"Famous Watercolor Artists: You Need to Know These Greats!" The Craftsy Blog. N.p., 23 May 2013. Web. 06 Jan. 2016.
"J.M.W. Turner (1775-1851) - WatercolorPainting.com."WatercolorPaintingcom. N.p., 09 Sept. 2015. Web. 06 Jan. 2016.

Thursday, December 17, 2015

Perspective Strategies

Perspective in art is used to make an object more realistic by adding depth. It is often difficult to create perspective on a flat sheet of paper since most drawings appear 2D. However perspective gives the artist the ability to make something appear 3D, and also gives the viewers the impression of depth within the art.

A horizon line is the line that divides the sky from the ground, and often holds the center point of the image. The vanishing point is the point on the horizon line where the the receding parallel lines diminish. Orthogonal lines are straight diagonal lines drawn to connect points around the edges of a picture to the vanishing point. Transversal lines are lines that pass through two in the same plane at two different points.

Wednesday, December 16, 2015

Unsung Hero Artist's Statement

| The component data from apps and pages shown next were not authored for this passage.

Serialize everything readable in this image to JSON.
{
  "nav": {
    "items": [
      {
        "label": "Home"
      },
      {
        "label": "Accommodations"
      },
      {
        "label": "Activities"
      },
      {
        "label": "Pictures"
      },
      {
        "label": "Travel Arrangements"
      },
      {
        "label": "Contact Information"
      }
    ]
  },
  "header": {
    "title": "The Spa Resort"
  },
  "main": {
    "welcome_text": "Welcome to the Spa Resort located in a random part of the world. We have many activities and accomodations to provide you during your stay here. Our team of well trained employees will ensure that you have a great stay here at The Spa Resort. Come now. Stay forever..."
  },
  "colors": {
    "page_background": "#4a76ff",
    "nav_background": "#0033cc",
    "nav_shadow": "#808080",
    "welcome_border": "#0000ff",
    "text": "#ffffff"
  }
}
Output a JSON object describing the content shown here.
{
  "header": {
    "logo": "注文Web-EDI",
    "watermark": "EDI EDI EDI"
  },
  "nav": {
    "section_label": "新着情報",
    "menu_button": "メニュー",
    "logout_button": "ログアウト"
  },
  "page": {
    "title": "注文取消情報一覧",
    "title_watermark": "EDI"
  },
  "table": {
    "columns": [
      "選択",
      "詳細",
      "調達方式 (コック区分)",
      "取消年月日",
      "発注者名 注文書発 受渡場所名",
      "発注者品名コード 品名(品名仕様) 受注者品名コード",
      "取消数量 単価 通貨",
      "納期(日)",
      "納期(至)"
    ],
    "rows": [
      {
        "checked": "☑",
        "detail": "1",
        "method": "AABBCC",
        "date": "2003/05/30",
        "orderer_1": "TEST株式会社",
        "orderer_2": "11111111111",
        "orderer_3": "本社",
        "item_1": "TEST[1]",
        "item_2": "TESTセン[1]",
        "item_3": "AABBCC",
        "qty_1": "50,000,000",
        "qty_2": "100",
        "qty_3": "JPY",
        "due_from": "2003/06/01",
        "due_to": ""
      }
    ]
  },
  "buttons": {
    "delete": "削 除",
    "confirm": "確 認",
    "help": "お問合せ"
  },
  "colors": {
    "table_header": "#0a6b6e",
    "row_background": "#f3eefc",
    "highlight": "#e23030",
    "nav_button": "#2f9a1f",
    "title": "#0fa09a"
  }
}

My process of choosing an Unsung Hero to paint was a difficult one. There were so many amazing people who did so many amazing things which made it hard to settle on one person. Finally I came across a young boy by the name of Pavel Weiner who spent three years in the Terezin ghetto during the time of the Holocaust. He kept a diary of his daily life in the transit camp, and he and other boys started up a secret newspaper that documented the everyday life of Terezin. Unwittingly, these boys gave the rest of the world an image of the horrors within the camps, showing what it was really like. What struck me about Pavel was that he did so much as a child of 13 years old, while many of the other unsung heroes were adults, so I chose to focus in on him. For his portrait, I combined collage with painting so I could employ the writings and drawings he created and collected. I put him in the center kneeling on the ground, and by his feet, a book to represent his diary. Spilling out and around the book are images and writings taken from diaries and photos of the Holocaust to show how his diaries and newspapers showed the everyday life of the Holocaust and how bad it really was. In the background I put a light bright blue sky to illustrate how Pavel found hope through his works that there might someday be a way out of the hell he lived through, showing his spirit through adversity. I painted the buildings in the background a dark red to give the feeling of darkness, since Pavel felt that Terezin was preventing him from living a good life. I really wanted my portrait to show equal sides of hope and darkness because that is what Pavel struggled through during his years at Terezin. My portrait of Pavel Weiner is unique because I used a mixture of both paint to create the base of the portrait, and to make the subject, and paper collage in order to illustrate Pavel's writings and drawings. Many other people used just paint to create their portraits, but I used Pavel's claim to fame to create a distinctive kind of portrait that both fit the mood and added something extra. While in the process creating this painting, I thought a lot about how Pavel struggled through his three years at the Terezin ghetto. A few times it is documented how he almost gave up all hope of ever leaving the camp, but he always rebounded and kept up his morale. I found it amazing that as a 10-13 year old child was able to create a secret newspaper under the noses of the Nazis, that he was able to document the real life in the ghettos as opposed to the life that the Nazis made the world believe they lived in. As a 10-13 year old, he did so much more for humanity than I will probably ever will. I found it incredible how this young boy was able to preserve his hope until the very end of his imprisonment at Terezin, as it is something I don't think I could do in his shoes. Pavel Weiner is a hero because at a young age he was able to endure things that many people today could not, and get through the whole horrible ordeal alive.